The Tasmanian Parks ranger staff, with enthusiastic volunteers from the station staff, act as interpretive tourist guides. This often includes a night on the ship interacting with the tourists and enjoying some fresh food and an excellent dinner, so these opportunities attract considerable interest.

More importantly this week, the Orion on Saturday will take seven of our expeditioners home: electrician Ken, plumber Clinton, plant inspector Chris, and biologists/plant ecologists Jess, Kate, Justine and Aleks. Orion will also bring us Tasmanian Parks builder Peter who will be constructing another tourist viewing platform on Razorback Ridge, which provides an excellent viewing point overlooking the isthmus and station looking north towards North Head. Sometimes the ships also bring a bit of mail.

Tourists with penguins in foreground and ship in background.
Tourists from Orion meet the locals.
(Photo: Greg Stone)
Tourists on beach with inflatable boat.
Tourists from Spirit of Enderby land (unusually) on the western side of…
(Photo: Ivor Harris)
Ship at anchor
The Spirit of Enderby at anchor off our west coast.
(Photo: Ivor Harris)
Expeditioner with mail from home
Comms tech Kevin was delighted to get a letter from home on…
(Photo: Ivor Harris)

Newly hatched

The king penguins on Macca now have newly hatched chicks brooded on their feet under their warm belly folds. The nearest breeding kings to station are at Gadget’s Gully, 15 minutes walk away. There have been many evening walks to Gadget’s Gully with some big camera lenses, in order to obtain good photos of the chicks without infringing the specified approach distance to breeding penguins. The opportunity to so readily observe this natural wonder, really brings home to us what a great privilege it is to be at this fantastic location.

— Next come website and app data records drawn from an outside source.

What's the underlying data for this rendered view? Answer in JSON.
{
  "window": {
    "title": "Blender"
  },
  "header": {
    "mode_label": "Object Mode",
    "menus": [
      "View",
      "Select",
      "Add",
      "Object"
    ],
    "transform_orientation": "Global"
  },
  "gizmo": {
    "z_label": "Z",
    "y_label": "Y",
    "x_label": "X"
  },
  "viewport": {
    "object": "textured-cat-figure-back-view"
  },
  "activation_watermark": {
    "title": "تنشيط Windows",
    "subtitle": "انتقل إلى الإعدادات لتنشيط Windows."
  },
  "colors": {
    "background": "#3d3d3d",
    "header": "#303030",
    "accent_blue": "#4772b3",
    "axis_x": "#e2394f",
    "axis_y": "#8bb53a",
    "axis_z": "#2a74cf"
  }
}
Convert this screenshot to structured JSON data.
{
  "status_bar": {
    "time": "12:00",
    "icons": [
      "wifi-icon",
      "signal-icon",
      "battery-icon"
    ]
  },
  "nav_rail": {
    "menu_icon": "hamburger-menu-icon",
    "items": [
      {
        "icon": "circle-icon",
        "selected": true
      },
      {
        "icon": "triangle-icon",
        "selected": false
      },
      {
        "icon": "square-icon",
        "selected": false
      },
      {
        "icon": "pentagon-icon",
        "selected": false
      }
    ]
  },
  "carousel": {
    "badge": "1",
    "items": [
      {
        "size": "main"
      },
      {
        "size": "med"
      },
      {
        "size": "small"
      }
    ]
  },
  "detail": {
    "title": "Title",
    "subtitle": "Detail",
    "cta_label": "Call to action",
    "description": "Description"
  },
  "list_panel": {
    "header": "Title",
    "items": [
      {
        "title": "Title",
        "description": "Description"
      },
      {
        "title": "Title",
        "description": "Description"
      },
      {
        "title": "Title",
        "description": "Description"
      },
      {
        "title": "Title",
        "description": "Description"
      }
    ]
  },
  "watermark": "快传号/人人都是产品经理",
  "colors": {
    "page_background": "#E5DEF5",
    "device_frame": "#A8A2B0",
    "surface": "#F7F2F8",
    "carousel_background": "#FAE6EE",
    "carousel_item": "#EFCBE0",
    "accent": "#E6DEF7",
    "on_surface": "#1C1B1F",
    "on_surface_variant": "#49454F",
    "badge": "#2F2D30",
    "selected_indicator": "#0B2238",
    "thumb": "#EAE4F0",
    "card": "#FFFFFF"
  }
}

The light mantled sooty albatross also have young chicks in the nest now, so there is another challenge to the big lenses to get photos of the albatross nests across First Gully near Gadget’s.

King penguin with young chick.
King penguin with young chick.
(Photo: Greg Stone)
King penguin feeding chick
King penguin feeding chick.
(Photo: Ivor Harris)
Very young king penguin chick
Very young king penguin chick.
(Photo: Ivor Harris)
King penguins mating
King penguins mating.
(Photo: Greg Stone)
Light mantled sooty albatross with young chick
Light mantled sooty albatross with young chick.
(Photo: Greg Stone)
Sooty albatross feeding its chick
Sooty feeding chick.
(Photo: Greg Stone)
Skuas making short work of a dead royal penguin
Skuas making short work of a dead royal penguin.
(Photo: Greg Stone)
Elephant seals on beach
The adult female elephant seals have returned to the island to moult,…
(Photo: Greg Stone)

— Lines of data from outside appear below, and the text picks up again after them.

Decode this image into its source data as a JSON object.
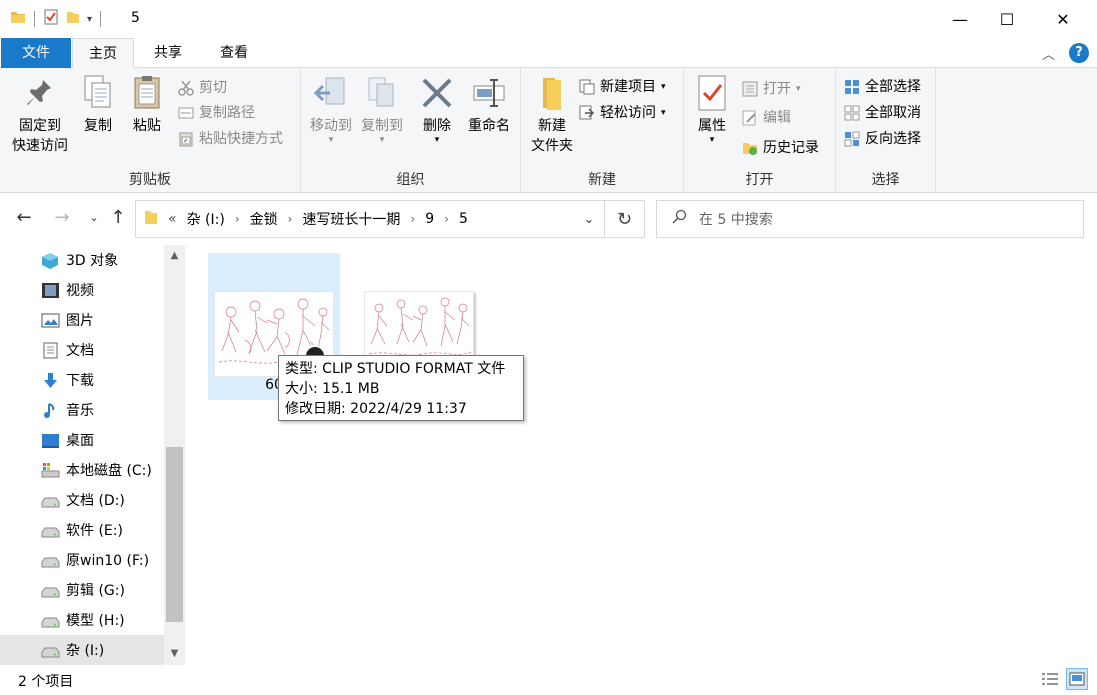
{
  "window": {
    "title": "5",
    "minimize": "—",
    "maximize": "☐",
    "close": "✕"
  },
  "ribbon_tabs": {
    "file": "文件",
    "home": "主页",
    "share": "共享",
    "view": "查看"
  },
  "clipboard": {
    "pin_line1": "固定到",
    "pin_line2": "快速访问",
    "copy": "复制",
    "paste": "粘贴",
    "cut": "剪切",
    "copy_path": "复制路径",
    "paste_shortcut": "粘贴快捷方式",
    "label": "剪贴板"
  },
  "organize": {
    "move_to": "移动到",
    "copy_to": "复制到",
    "delete": "删除",
    "rename": "重命名",
    "label": "组织"
  },
  "new": {
    "new_folder_line1": "新建",
    "new_folder_line2": "文件夹",
    "new_item": "新建项目",
    "easy_access": "轻松访问",
    "label": "新建"
  },
  "open": {
    "properties": "属性",
    "open": "打开",
    "edit": "编辑",
    "history": "历史记录",
    "label": "打开"
  },
  "select": {
    "select_all": "全部选择",
    "select_none": "全部取消",
    "invert": "反向选择",
    "label": "选择"
  },
  "address": {
    "overflow": "«",
    "crumbs": [
      "杂 (I:)",
      "金锁",
      "速写班长十一期",
      "9",
      "5"
    ]
  },
  "search": {
    "placeholder": "在 5 中搜索"
  },
  "nav_pane": {
    "items": [
      {
        "label": "3D 对象",
        "icon": "3d-objects-icon"
      },
      {
        "label": "视频",
        "icon": "video-icon"
      },
      {
        "label": "图片",
        "icon": "pictures-icon"
      },
      {
        "label": "文档",
        "icon": "documents-icon"
      },
      {
        "label": "下载",
        "icon": "download-icon"
      },
      {
        "label": "音乐",
        "icon": "music-icon"
      },
      {
        "label": "桌面",
        "icon": "desktop-icon"
      },
      {
        "label": "本地磁盘 (C:)",
        "icon": "system-drive-icon"
      },
      {
        "label": "文档 (D:)",
        "icon": "drive-icon"
      },
      {
        "label": "软件 (E:)",
        "icon": "drive-icon"
      },
      {
        "label": "原win10 (F:)",
        "icon": "drive-icon"
      },
      {
        "label": "剪辑 (G:)",
        "icon": "drive-icon"
      },
      {
        "label": "模型 (H:)",
        "icon": "drive-icon"
      },
      {
        "label": "杂 (I:)",
        "icon": "drive-icon"
      }
    ]
  },
  "files": [
    {
      "name": "60",
      "selected": true
    },
    {
      "name": "",
      "selected": false
    }
  ],
  "tooltip": {
    "type": "类型: CLIP STUDIO FORMAT 文件",
    "size": "大小: 15.1 MB",
    "modified": "修改日期: 2022/4/29 11:37"
  },
  "status": {
    "count": "2 个项目"
  },
  "colors": {
    "accent": "#1979ca",
    "ribbon_bg": "#f5f6f7",
    "selection": "#dbeefd"
  }
}
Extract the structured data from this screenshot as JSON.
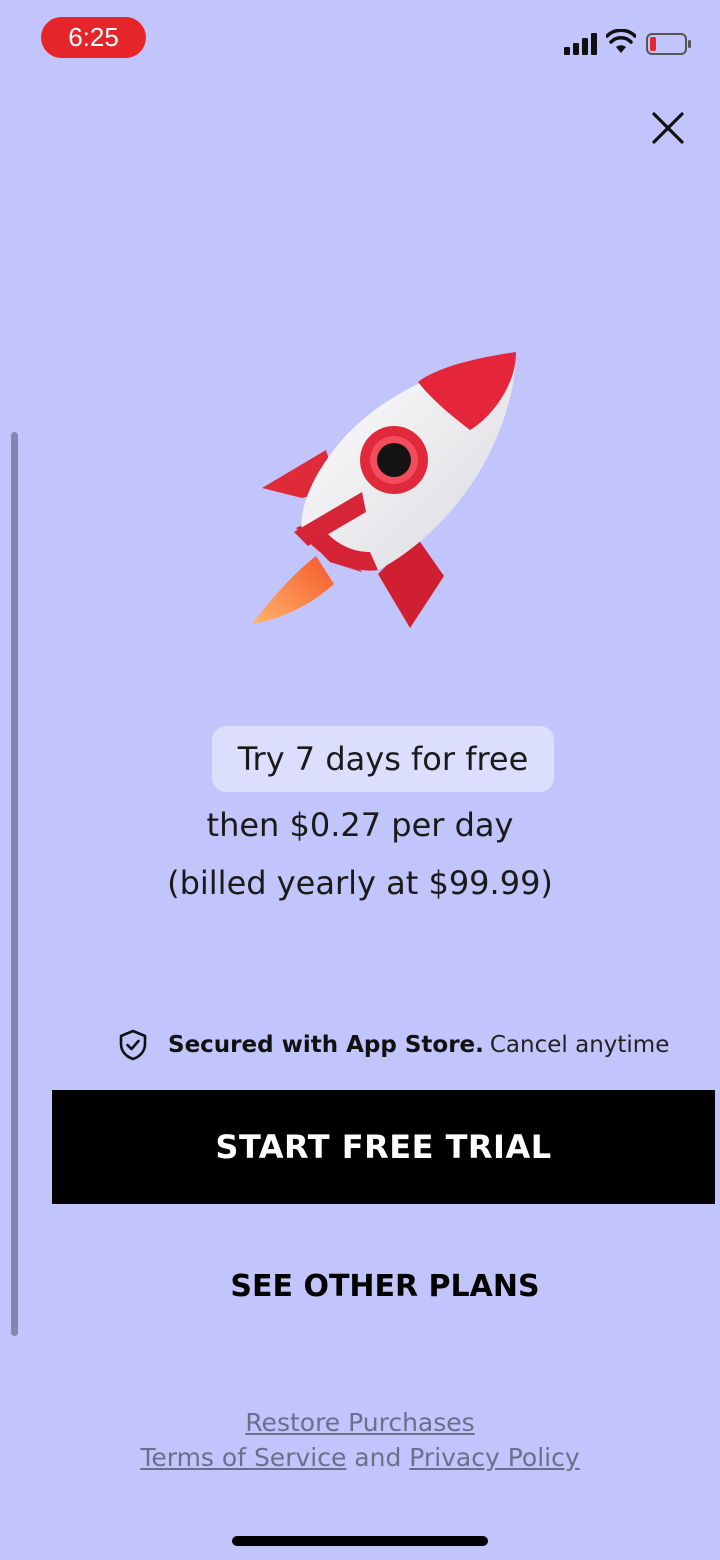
{
  "status_bar": {
    "time": "6:25",
    "time_pill_color": "#e5252a",
    "signal_icon": "cellular-signal-icon",
    "wifi_icon": "wifi-icon",
    "battery_icon": "battery-low-icon",
    "battery_level": 0.1
  },
  "close_icon": "close-icon",
  "hero_icon": "rocket-icon",
  "offer": {
    "trial": "Try 7 days for free",
    "price": "then $0.27 per day",
    "billed": "(billed yearly at $99.99)"
  },
  "security": {
    "icon": "shield-check-icon",
    "strong_text": "Secured with App Store.",
    "rest_text": "Cancel anytime"
  },
  "buttons": {
    "start_trial": "START FREE TRIAL",
    "other_plans": "SEE OTHER PLANS"
  },
  "footer": {
    "restore": "Restore Purchases",
    "terms": "Terms of Service",
    "and": " and ",
    "privacy": "Privacy Policy"
  },
  "colors": {
    "background": "#c2c5fb",
    "primary_button": "#000000",
    "link": "#6c6f8c",
    "trial_pill": "#dcdefd"
  }
}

Dome party

We normally have a Friday night pre-dinner social get together in various places, usually different workplaces, to celebrate the end of the week. Last Friday, communications staff Adrian and Kevin hosted us inside the ANARESAT dome. This dome houses the dish which provides our communications and data link to Australia via the ANARESAT satellite link. Many of us had never been inside the dome, so it was an interesting experience.

We finish with a few photos of other moments around station over the past week.

Best wishes from all at Macca!

Social get-together inside the ANARESAT dome
Social get-together inside the ANARESAT dome last Friday.
(Photo: Greg Stone)
Expeditioners in the ANARESAT dome
Brendan, Dean, Jess and Clinton in the ANARESAT dome.
(Photo: Kevin White)
Expeditioners perform autopsy on seal
Fur seal researcher Dean, station leader (and vet) Ivor, and doc Jamie…
(Photo: Greg Stone)
Expeditioner conducting testing of rescue system anchors in soft sand using the JCB loader and a load test measurement
Doc and SAR leader Jamie conducting testing of rescue system anchors in…
(Photo: Greg Stone)
Expeditioner constructing helipad
Ranger Justin in the JCB constructing a helipad in Market Square for…
(Photo: Jamie Doube)
Expeditioner working in the kitchen
Albatross biologist Amber enjoying working in the kitchen as “slushy”.
(Photo: Greg Stone)